Other options on the rise
Fraxel, Ulthera, CoolSculpting—no, these aren’t new machines at the gym. They are cosmetic procedures for men and women. Did you know 14.6 million cosmetic surgery procedures were performed nationally in 2012? Botox treatments increased by 8 percent, while breast enlargement surgeries dropped by 7 percent.

More men are getting Botox. Dr. Tina Shaffer, a board-certified dermatologist, says there’s also an uptick in younger people who use Botox treatments as a way to prevent wrinkles.

“The top new procedures for men are ones with the shortest down time that still give good results,” Shaffer says. Her favorite is Ulthera, which is FDA-cleared. It uses focused ultrasound to lift and tighten the face and neck by sending energy deep under the skin, for gradual and subtle effects.

Fraxel is a laser treatment that replaces damaged skin with glowing, healthy skin. Microscopic laser columns treat a fraction of tissue at a time deep under the skin, leaving surrounding tissues untouched for rapid healing.

Having trouble with those love handles or muffin tops even with hours at the health club? Shaffer recommends CoolSculpting treatments to help melt away the fat.

Increasingly, some choose to go under the knife and turn to surgery to help their eyes look younger—typically people in their 40s and 50s, according to Dr. William Lipham, who specializes in ophthalmic and plastic reconstructive surgery.

No matter what you decide, make sure anyone touching your face, hair, or body has proper licensing and certification.

The best-looking accessory is a great smile paired with a healthy attitude. Good grooming and stylish outfits are important, but make sure your self-perception is strong. This comes from good habits when it comes to food, inner calming and healthy relationships with family, colleagues and friends.

Here’s looking at you.

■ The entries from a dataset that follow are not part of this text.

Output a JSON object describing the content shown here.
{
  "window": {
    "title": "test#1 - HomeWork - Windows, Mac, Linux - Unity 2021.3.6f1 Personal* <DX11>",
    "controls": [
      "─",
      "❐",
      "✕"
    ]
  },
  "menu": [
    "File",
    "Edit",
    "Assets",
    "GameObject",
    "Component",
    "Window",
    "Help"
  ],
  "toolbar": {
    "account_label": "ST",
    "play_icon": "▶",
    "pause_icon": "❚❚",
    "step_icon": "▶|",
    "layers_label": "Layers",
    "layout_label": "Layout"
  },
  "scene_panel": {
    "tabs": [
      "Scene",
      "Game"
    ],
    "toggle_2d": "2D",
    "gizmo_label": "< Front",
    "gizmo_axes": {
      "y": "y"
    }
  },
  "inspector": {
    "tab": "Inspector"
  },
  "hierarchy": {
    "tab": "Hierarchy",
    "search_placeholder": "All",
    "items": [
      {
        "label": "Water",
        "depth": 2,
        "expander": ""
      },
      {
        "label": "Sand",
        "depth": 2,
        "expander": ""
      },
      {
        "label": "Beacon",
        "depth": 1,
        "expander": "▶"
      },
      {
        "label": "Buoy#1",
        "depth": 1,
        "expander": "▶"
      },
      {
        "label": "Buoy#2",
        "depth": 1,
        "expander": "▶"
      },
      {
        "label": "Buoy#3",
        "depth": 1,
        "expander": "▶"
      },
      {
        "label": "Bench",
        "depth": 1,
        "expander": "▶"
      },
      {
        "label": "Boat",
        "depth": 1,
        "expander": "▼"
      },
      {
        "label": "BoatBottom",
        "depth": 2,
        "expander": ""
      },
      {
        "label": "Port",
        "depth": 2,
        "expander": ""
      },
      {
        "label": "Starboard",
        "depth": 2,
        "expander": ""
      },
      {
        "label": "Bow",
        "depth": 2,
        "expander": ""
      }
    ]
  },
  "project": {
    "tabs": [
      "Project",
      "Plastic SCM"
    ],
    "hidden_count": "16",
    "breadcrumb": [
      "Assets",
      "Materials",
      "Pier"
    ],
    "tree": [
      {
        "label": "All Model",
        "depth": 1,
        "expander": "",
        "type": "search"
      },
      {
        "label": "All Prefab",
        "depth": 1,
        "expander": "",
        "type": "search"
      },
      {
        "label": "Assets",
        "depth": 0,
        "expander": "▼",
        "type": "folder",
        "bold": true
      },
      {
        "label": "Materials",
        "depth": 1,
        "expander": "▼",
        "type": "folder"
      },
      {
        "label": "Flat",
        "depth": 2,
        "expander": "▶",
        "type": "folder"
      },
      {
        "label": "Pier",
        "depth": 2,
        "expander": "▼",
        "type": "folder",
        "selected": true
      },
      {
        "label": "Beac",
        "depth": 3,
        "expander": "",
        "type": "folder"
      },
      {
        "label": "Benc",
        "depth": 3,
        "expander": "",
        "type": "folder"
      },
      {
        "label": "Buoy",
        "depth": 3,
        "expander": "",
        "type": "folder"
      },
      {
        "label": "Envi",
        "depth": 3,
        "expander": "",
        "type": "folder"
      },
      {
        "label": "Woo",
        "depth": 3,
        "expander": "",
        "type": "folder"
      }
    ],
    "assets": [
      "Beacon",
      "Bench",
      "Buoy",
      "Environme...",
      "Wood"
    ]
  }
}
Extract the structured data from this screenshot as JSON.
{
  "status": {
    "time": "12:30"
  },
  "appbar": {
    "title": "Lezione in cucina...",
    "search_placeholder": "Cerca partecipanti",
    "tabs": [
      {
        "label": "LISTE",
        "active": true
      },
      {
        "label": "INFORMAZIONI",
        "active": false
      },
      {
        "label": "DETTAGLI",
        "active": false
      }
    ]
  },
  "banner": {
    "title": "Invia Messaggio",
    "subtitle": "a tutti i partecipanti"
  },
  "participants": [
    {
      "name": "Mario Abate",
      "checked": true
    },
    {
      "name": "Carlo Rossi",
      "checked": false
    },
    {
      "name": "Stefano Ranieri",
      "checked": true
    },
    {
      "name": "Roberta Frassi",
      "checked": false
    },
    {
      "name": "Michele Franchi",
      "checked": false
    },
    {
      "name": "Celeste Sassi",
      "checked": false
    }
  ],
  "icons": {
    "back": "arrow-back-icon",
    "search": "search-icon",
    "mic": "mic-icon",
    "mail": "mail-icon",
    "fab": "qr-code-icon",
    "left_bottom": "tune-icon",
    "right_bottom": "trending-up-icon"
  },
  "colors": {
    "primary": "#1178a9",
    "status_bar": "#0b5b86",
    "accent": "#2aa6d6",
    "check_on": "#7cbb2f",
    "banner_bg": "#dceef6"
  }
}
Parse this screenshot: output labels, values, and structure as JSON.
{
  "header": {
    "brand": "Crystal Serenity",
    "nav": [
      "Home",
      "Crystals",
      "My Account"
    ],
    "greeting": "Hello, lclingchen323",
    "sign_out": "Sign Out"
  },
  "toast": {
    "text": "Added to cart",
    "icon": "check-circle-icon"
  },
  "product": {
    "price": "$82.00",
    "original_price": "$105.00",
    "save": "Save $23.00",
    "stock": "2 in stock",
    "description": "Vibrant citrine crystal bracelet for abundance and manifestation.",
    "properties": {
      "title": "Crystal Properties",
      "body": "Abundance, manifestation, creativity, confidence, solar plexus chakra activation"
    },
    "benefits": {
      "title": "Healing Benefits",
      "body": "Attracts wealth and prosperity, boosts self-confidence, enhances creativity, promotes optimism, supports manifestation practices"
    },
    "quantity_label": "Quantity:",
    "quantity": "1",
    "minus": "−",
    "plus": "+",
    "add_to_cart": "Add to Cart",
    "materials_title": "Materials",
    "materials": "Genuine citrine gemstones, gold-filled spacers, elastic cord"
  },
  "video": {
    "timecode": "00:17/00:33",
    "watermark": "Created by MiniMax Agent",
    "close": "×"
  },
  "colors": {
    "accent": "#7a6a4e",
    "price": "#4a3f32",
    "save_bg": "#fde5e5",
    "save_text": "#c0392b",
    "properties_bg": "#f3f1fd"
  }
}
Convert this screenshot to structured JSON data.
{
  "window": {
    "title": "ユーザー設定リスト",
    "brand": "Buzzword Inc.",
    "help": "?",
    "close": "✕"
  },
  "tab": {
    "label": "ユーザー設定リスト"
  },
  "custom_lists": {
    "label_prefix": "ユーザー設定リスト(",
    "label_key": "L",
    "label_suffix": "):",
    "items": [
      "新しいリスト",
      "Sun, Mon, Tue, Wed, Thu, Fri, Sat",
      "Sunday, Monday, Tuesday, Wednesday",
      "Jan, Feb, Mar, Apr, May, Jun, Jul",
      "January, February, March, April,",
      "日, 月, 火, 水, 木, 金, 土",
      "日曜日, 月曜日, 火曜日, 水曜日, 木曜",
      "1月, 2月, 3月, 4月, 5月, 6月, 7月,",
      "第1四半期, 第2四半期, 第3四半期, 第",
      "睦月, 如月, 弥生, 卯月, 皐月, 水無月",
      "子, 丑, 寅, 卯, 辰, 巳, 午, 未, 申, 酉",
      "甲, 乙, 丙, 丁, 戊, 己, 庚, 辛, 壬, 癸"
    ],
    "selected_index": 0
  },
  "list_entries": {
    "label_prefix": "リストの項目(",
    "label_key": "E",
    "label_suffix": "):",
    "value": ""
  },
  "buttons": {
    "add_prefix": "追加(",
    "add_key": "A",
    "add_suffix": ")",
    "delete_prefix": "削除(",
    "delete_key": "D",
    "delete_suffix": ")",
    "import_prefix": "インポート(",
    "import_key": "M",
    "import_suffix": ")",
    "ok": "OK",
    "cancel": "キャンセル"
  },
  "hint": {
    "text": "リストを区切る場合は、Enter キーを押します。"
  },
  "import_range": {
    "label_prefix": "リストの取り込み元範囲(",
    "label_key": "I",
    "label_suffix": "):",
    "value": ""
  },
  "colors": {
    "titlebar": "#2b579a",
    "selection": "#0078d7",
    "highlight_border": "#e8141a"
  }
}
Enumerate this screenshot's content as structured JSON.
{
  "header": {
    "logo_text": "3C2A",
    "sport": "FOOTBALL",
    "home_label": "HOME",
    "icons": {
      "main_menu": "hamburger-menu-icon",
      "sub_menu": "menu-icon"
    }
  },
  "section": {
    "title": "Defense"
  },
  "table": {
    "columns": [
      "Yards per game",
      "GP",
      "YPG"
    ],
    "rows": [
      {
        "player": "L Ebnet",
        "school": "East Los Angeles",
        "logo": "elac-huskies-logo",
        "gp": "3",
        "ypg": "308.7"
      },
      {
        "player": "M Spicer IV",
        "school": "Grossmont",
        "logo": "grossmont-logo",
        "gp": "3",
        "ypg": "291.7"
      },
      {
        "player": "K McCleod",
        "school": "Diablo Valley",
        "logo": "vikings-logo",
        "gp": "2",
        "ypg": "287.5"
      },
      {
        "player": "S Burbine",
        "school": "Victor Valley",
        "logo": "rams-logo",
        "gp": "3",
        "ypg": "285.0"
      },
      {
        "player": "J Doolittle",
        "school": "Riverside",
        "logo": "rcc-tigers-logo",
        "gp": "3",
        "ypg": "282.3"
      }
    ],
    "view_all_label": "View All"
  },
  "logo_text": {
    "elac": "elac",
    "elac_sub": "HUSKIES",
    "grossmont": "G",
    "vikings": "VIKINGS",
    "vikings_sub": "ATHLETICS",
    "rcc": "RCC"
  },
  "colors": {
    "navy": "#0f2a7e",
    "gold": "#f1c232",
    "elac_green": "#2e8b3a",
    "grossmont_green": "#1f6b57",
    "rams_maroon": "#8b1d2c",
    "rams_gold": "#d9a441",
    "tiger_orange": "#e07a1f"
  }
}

Roshini Rajkumar is a communication coach, host of News & Views on WCCO Radio, and author of Communicate That! For additional communication tips, visit